Some fluoro-substituted liquid crystals mixed with arachidic acid in monolayers formed at air-liquid (Langmuir films) and air-solid substrate (Langmuir-Blodgett films) interfaces were investigated. Molecular organization in Langmuir films was determined on the basis of the analysis of the shape of the surface pressure-mean molecular area isotherm and observations made by means of a Brewster angle microscope. It was found that in the compression process the liquid crystal molecules are pushed out towards the top of the first monolayer being in direct contact with the subphase. Langmuir films were transferred onto the quartz substrates at various surface pressures and mono- and multilayered Langmuir-Blodgett films were obtained. The films were characterized using electronic absorption measurements. The conditions for obtaining the homeotropic orientation of the liquid crystal molecules were determined.
fluoro-substituted liquid crystal; Langmuir film; Langmuir-Blodgett film; Brewster angle microscopy; electronic absorption

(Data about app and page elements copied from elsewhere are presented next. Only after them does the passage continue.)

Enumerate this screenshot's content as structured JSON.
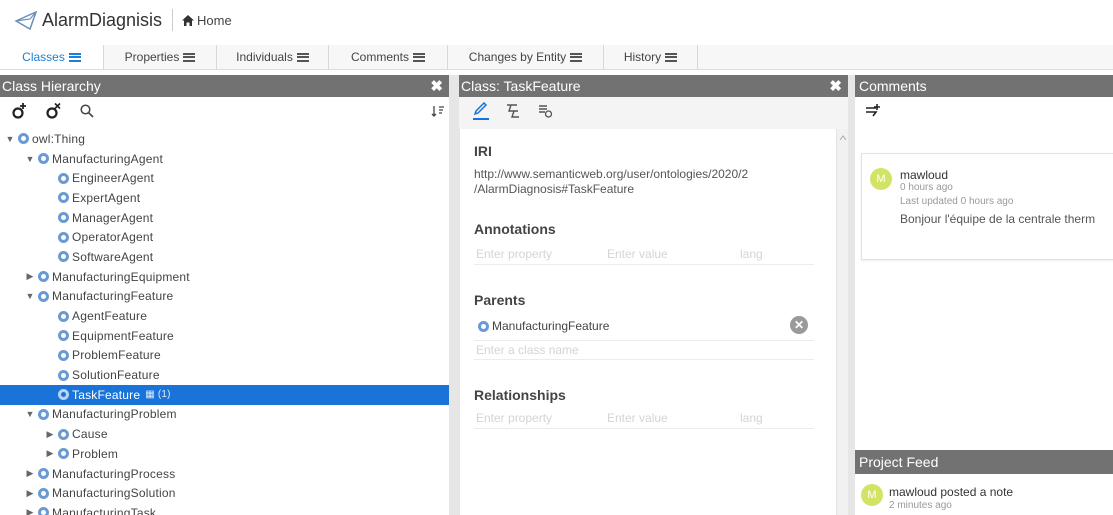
{
  "app": {
    "title": "AlarmDiagnisis",
    "home_label": "Home"
  },
  "tabs": [
    {
      "label": "Classes",
      "active": true
    },
    {
      "label": "Properties"
    },
    {
      "label": "Individuals"
    },
    {
      "label": "Comments"
    },
    {
      "label": "Changes by Entity"
    },
    {
      "label": "History"
    }
  ],
  "class_hierarchy": {
    "title": "Class Hierarchy",
    "items": [
      {
        "label": "owl:Thing",
        "level": 0,
        "expander": "expanded"
      },
      {
        "label": "ManufacturingAgent",
        "level": 1,
        "expander": "expanded"
      },
      {
        "label": "EngineerAgent",
        "level": 2,
        "expander": "none"
      },
      {
        "label": "ExpertAgent",
        "level": 2,
        "expander": "none"
      },
      {
        "label": "ManagerAgent",
        "level": 2,
        "expander": "none"
      },
      {
        "label": "OperatorAgent",
        "level": 2,
        "expander": "none"
      },
      {
        "label": "SoftwareAgent",
        "level": 2,
        "expander": "none"
      },
      {
        "label": "ManufacturingEquipment",
        "level": 1,
        "expander": "collapsed"
      },
      {
        "label": "ManufacturingFeature",
        "level": 1,
        "expander": "expanded"
      },
      {
        "label": "AgentFeature",
        "level": 2,
        "expander": "none"
      },
      {
        "label": "EquipmentFeature",
        "level": 2,
        "expander": "none"
      },
      {
        "label": "ProblemFeature",
        "level": 2,
        "expander": "none"
      },
      {
        "label": "SolutionFeature",
        "level": 2,
        "expander": "none"
      },
      {
        "label": "TaskFeature",
        "level": 2,
        "expander": "none",
        "selected": true,
        "badge": "(1)"
      },
      {
        "label": "ManufacturingProblem",
        "level": 1,
        "expander": "expanded"
      },
      {
        "label": "Cause",
        "level": 2,
        "expander": "collapsed"
      },
      {
        "label": "Problem",
        "level": 2,
        "expander": "collapsed"
      },
      {
        "label": "ManufacturingProcess",
        "level": 1,
        "expander": "collapsed"
      },
      {
        "label": "ManufacturingSolution",
        "level": 1,
        "expander": "collapsed"
      },
      {
        "label": "ManufacturingTask",
        "level": 1,
        "expander": "collapsed"
      }
    ]
  },
  "class_panel": {
    "title": "Class: TaskFeature",
    "iri_heading": "IRI",
    "iri_line1": "http://www.semanticweb.org/user/ontologies/2020/2",
    "iri_line2": "/AlarmDiagnosis#TaskFeature",
    "annotations_heading": "Annotations",
    "annotation_fields": {
      "property": "Enter property",
      "value": "Enter value",
      "lang": "lang"
    },
    "parents_heading": "Parents",
    "parent": "ManufacturingFeature",
    "parent_placeholder": "Enter a class name",
    "relationships_heading": "Relationships",
    "relationship_fields": {
      "property": "Enter property",
      "value": "Enter value",
      "lang": "lang"
    }
  },
  "comments_panel": {
    "title": "Comments",
    "comment": {
      "avatar": "M",
      "user": "mawloud",
      "time": "0 hours ago",
      "updated": "Last updated 0 hours ago",
      "body": "Bonjour l'équipe de la centrale therm"
    }
  },
  "project_feed": {
    "title": "Project Feed",
    "avatar": "M",
    "entry": "mawloud posted a note",
    "time": "2 minutes ago"
  },
  "colors": {
    "accent": "#1a73d8",
    "panel_header": "#727272",
    "class_icon": "#6a9ad4",
    "avatar": "#d2e366"
  }
}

Lipoprotein lipase (LPL)-deficient mice have been created by gene targeting in embryonic stem cells. At birth, homozygous knockout pups have threefold higher triglycerides and sevenfold higher VLDL cholesterol levels than controls. When permitted to suckle, LPL-deficient mice become pale, then cyanotic, and finally die at approximately 18 h of age. Before death, triglyceride levels are severely elevated (15,087 +/- 3,805 vs 188 +/- 71 mg/dl in controls). Capillaries in tissues of homozygous knockout mice are engorged with chylomicrons. This is especially significant in the lung where marginated chylomicrons prevent red cell contact with the endothelium, a phenomenon which is presumably the cause of cyanosis and death in these mice. Homozygous knockout mice also have diminished adipose tissue stores as well as decreased intracellular fat droplets. By crossbreeding with transgenic mice expressing human LPL driven by a muscle-specific promoter, mouse lines were generated that express LPL exclusively in muscle but not in any other tissue. This tissue-specific LPL expression rescued the LPL knockout mice and normalized their lipoprotein pattern. This supports the contention that hypertriglyceridemia caused the death of these mice and that LPL expression in a single tissue was sufficient for rescue. Heterozygous LPL knockout mice survive to adulthood and have mild hypertriglyceridemia, with 1.5-2-fold elevated triglyceride levels compared with controls in both the fed and fasted states on chow, Western-type, or 10% sucrose diets. In vivo turnover studies revealed that heterozygous knockout mice had impaired VLDL clearance (fractional catabolic rate) but no increase in transport rate. In summary, total LPL deficiency in the mouse prevents triglyceride removal from plasma, causing death in the neonatal period, and expression of LPL in a single tissue alleviates this problem. Furthermore, half-normal levels of LPL cause a decrease in VLDL fractional catabolic rate and mild hypertriglyceridemia, implying that partial LPL deficiency has physiological consequences.